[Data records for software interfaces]

>>>>>

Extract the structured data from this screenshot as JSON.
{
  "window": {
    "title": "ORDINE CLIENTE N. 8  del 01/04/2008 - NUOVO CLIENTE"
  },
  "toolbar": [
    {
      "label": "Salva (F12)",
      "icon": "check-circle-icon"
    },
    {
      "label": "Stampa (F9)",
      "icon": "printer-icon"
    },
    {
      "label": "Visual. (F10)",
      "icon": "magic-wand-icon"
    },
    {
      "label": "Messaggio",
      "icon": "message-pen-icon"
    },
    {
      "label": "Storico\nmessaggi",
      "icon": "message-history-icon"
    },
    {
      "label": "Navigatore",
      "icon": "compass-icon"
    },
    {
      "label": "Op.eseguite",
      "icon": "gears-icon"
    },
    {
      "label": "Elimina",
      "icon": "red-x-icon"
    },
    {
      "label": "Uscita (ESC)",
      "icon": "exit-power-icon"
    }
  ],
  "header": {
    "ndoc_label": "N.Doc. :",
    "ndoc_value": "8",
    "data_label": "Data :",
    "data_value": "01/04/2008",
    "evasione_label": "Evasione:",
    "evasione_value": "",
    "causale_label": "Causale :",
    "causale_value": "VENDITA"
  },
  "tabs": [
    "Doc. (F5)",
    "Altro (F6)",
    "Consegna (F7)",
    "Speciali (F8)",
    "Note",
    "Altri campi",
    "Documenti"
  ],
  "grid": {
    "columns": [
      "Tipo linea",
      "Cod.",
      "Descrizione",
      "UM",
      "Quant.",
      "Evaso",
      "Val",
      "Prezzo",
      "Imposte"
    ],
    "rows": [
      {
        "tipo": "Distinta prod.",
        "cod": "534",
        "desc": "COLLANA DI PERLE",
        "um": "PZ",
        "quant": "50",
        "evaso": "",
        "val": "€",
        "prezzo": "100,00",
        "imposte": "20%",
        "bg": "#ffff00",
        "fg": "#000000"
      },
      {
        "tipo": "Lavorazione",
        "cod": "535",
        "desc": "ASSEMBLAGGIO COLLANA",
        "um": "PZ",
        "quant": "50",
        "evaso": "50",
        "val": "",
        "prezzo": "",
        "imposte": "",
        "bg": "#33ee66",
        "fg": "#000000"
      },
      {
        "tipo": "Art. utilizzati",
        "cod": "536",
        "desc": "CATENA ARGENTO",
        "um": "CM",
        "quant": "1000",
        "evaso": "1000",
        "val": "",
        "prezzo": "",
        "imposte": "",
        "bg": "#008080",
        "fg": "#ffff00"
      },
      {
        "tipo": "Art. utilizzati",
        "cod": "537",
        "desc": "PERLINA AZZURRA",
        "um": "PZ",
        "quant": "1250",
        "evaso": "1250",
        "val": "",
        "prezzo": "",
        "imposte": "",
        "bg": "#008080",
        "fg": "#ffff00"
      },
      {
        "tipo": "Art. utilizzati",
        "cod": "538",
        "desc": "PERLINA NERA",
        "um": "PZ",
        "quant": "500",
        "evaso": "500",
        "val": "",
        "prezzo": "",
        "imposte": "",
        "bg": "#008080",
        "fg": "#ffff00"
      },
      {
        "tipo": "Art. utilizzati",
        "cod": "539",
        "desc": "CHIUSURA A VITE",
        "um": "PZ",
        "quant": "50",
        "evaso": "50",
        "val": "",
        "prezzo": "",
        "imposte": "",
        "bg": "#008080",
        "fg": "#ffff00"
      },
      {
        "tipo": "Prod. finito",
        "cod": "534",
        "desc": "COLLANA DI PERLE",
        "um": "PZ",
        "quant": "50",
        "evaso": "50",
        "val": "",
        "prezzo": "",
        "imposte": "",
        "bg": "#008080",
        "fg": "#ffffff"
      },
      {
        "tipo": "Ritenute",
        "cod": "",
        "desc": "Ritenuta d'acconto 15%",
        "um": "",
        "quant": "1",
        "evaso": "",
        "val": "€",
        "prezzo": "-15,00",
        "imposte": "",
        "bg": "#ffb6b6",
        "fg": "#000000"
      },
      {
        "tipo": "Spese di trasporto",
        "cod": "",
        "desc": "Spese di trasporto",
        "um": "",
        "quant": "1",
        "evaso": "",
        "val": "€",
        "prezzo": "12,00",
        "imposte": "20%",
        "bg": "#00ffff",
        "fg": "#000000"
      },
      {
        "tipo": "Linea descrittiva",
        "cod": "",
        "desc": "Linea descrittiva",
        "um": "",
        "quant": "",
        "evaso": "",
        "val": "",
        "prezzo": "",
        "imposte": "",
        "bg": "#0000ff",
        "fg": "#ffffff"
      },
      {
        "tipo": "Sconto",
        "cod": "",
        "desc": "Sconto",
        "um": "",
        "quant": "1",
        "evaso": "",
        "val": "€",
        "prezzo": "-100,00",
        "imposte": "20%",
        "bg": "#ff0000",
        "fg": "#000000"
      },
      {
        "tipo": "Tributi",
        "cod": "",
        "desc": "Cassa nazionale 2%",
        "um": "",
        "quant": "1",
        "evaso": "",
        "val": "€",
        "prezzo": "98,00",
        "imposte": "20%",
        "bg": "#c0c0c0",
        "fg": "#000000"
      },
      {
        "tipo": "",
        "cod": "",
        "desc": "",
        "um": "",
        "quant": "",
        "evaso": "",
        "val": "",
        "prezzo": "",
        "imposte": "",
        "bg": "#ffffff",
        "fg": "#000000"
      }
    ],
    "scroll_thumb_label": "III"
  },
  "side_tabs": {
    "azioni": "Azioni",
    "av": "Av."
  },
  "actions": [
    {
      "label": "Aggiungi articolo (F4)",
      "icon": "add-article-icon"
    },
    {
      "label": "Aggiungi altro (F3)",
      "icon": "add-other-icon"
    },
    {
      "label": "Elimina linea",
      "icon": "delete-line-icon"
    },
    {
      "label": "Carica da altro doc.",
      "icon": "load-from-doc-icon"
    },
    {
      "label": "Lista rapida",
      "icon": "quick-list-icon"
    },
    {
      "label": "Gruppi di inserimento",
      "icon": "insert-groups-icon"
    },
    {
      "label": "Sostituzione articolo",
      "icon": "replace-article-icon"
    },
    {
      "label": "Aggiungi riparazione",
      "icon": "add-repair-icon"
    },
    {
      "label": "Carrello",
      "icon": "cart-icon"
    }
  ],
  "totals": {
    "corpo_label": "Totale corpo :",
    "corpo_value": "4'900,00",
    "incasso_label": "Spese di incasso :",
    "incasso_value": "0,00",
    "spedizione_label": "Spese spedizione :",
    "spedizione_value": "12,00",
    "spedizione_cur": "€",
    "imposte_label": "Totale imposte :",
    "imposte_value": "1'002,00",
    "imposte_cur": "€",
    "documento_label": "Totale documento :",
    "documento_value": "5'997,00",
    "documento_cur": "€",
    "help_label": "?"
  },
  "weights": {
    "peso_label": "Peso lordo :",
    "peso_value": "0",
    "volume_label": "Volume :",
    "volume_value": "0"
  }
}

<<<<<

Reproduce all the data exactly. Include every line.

Extract the structured data from this screenshot as JSON.
{
  "window": {
    "title": "ORDINE CLIENTE N. 8  del 01/04/2008 - NUOVO CLIENTE"
  },
  "toolbar": [
    {
      "label": "Salva (F12)",
      "icon": "check-circle-icon"
    },
    {
      "label": "Stampa (F9)",
      "icon": "printer-icon"
    },
    {
      "label": "Visual. (F10)",
      "icon": "magic-wand-icon"
    },
    {
      "label": "Messaggio",
      "icon": "message-pen-icon"
    },
    {
      "label": "Storico\nmessaggi",
      "icon": "message-history-icon"
    },
    {
      "label": "Navigatore",
      "icon": "compass-icon"
    },
    {
      "label": "Op.eseguite",
      "icon": "gears-icon"
    },
    {
      "label": "Elimina",
      "icon": "red-x-icon"
    },
    {
      "label": "Uscita (ESC)",
      "icon": "exit-power-icon"
    }
  ],
  "header": {
    "ndoc_label": "N.Doc. :",
    "ndoc_value": "8",
    "data_label": "Data :",
    "data_value": "01/04/2008",
    "evasione_label": "Evasione:",
    "evasione_value": "",
    "causale_label": "Causale :",
    "causale_value": "VENDITA"
  },
  "tabs": [
    "Doc. (F5)",
    "Altro (F6)",
    "Consegna (F7)",
    "Speciali (F8)",
    "Note",
    "Altri campi",
    "Documenti"
  ],
  "grid": {
    "columns": [
      "Tipo linea",
      "Cod.",
      "Descrizione",
      "UM",
      "Quant.",
      "Evaso",
      "Val",
      "Prezzo",
      "Imposte"
    ],
    "rows": [
      {
        "tipo": "Distinta prod.",
        "cod": "534",
        "desc": "COLLANA DI PERLE",
        "um": "PZ",
        "quant": "50",
        "evaso": "",
        "val": "€",
        "prezzo": "100,00",
        "imposte": "20%",
        "bg": "#ffff00",
        "fg": "#000000"
      },
      {
        "tipo": "Lavorazione",
        "cod": "535",
        "desc": "ASSEMBLAGGIO COLLANA",
        "um": "PZ",
        "quant": "50",
        "evaso": "50",
        "val": "",
        "prezzo": "",
        "imposte": "",
        "bg": "#33ee66",
        "fg": "#000000"
      },
      {
        "tipo": "Art. utilizzati",
        "cod": "536",
        "desc": "CATENA ARGENTO",
        "um": "CM",
        "quant": "1000",
        "evaso": "1000",
        "val": "",
        "prezzo": "",
        "imposte": "",
        "bg": "#008080",
        "fg": "#ffff00"
      },
      {
        "tipo": "Art. utilizzati",
        "cod": "537",
        "desc": "PERLINA AZZURRA",
        "um": "PZ",
        "quant": "1250",
        "evaso": "1250",
        "val": "",
        "prezzo": "",
        "imposte": "",
        "bg": "#008080",
        "fg": "#ffff00"
      },
      {
        "tipo": "Art. utilizzati",
        "cod": "538",
        "desc": "PERLINA NERA",
        "um": "PZ",
        "quant": "500",
        "evaso": "500",
        "val": "",
        "prezzo": "",
        "imposte": "",
        "bg": "#008080",
        "fg": "#ffff00"
      },
      {
        "tipo": "Art. utilizzati",
        "cod": "539",
        "desc": "CHIUSURA A VITE",
        "um": "PZ",
        "quant": "50",
        "evaso": "50",
        "val": "",
        "prezzo": "",
        "imposte": "",
        "bg": "#008080",
        "fg": "#ffff00"
      },
      {
        "tipo": "Prod. finito",
        "cod": "534",
        "desc": "COLLANA DI PERLE",
        "um": "PZ",
        "quant": "50",
        "evaso": "50",
        "val": "",
        "prezzo": "",
        "imposte": "",
        "bg": "#008080",
        "fg": "#ffffff"
      },
      {
        "tipo": "Ritenute",
        "cod": "",
        "desc": "Ritenuta d'acconto 15%",
        "um": "",
        "quant": "1",
        "evaso": "",
        "val": "€",
        "prezzo": "-15,00",
        "imposte": "",
        "bg": "#ffb6b6",
        "fg": "#000000"
      },
      {
        "tipo": "Spese di trasporto",
        "cod": "",
        "desc": "Spese di trasporto",
        "um": "",
        "quant": "1",
        "evaso": "",
        "val": "€",
        "prezzo": "12,00",
        "imposte": "20%",
        "bg": "#00ffff",
        "fg": "#000000"
      },
      {
        "tipo": "Linea descrittiva",
        "cod": "",
        "desc": "Linea descrittiva",
        "um": "",
        "quant": "",
        "evaso": "",
        "val": "",
        "prezzo": "",
        "imposte": "",
        "bg": "#0000ff",
        "fg": "#ffffff"
      },
      {
        "tipo": "Sconto",
        "cod": "",
        "desc": "Sconto",
        "um": "",
        "quant": "1",
        "evaso": "",
        "val": "€",
        "prezzo": "-100,00",
        "imposte": "20%",
        "bg": "#ff0000",
        "fg": "#000000"
      },
      {
        "tipo": "Tributi",
        "cod": "",
        "desc": "Cassa nazionale 2%",
        "um": "",
        "quant": "1",
        "evaso": "",
        "val": "€",
        "prezzo": "98,00",
        "imposte": "20%",
        "bg": "#c0c0c0",
        "fg": "#000000"
      },
      {
        "tipo": "",
        "cod": "",
        "desc": "",
        "um": "",
        "quant": "",
        "evaso": "",
        "val": "",
        "prezzo": "",
        "imposte": "",
        "bg": "#ffffff",
        "fg": "#000000"
      }
    ],
    "scroll_thumb_label": "III"
  },
  "side_tabs": {
    "azioni": "Azioni",
    "av": "Av."
  },
  "actions": [
    {
      "label": "Aggiungi articolo (F4)",
      "icon": "add-article-icon"
    },
    {
      "label": "Aggiungi altro (F3)",
      "icon": "add-other-icon"
    },
    {
      "label": "Elimina linea",
      "icon": "delete-line-icon"
    },
    {
      "label": "Carica da altro doc.",
      "icon": "load-from-doc-icon"
    },
    {
      "label": "Lista rapida",
      "icon": "quick-list-icon"
    },
    {
      "label": "Gruppi di inserimento",
      "icon": "insert-groups-icon"
    },
    {
      "label": "Sostituzione articolo",
      "icon": "replace-article-icon"
    },
    {
      "label": "Aggiungi riparazione",
      "icon": "add-repair-icon"
    },
    {
      "label": "Carrello",
      "icon": "cart-icon"
    }
  ],
  "totals": {
    "corpo_label": "Totale corpo :",
    "corpo_value": "4'900,00",
    "incasso_label": "Spese di incasso :",
    "incasso_value": "0,00",
    "spedizione_label": "Spese spedizione :",
    "spedizione_value": "12,00",
    "spedizione_cur": "€",
    "imposte_label": "Totale imposte :",
    "imposte_value": "1'002,00",
    "imposte_cur": "€",
    "documento_label": "Totale documento :",
    "documento_value": "5'997,00",
    "documento_cur": "€",
    "help_label": "?"
  },
  "weights": {
    "peso_label": "Peso lordo :",
    "peso_value": "0",
    "volume_label": "Volume :",
    "volume_value": "0"
  }
}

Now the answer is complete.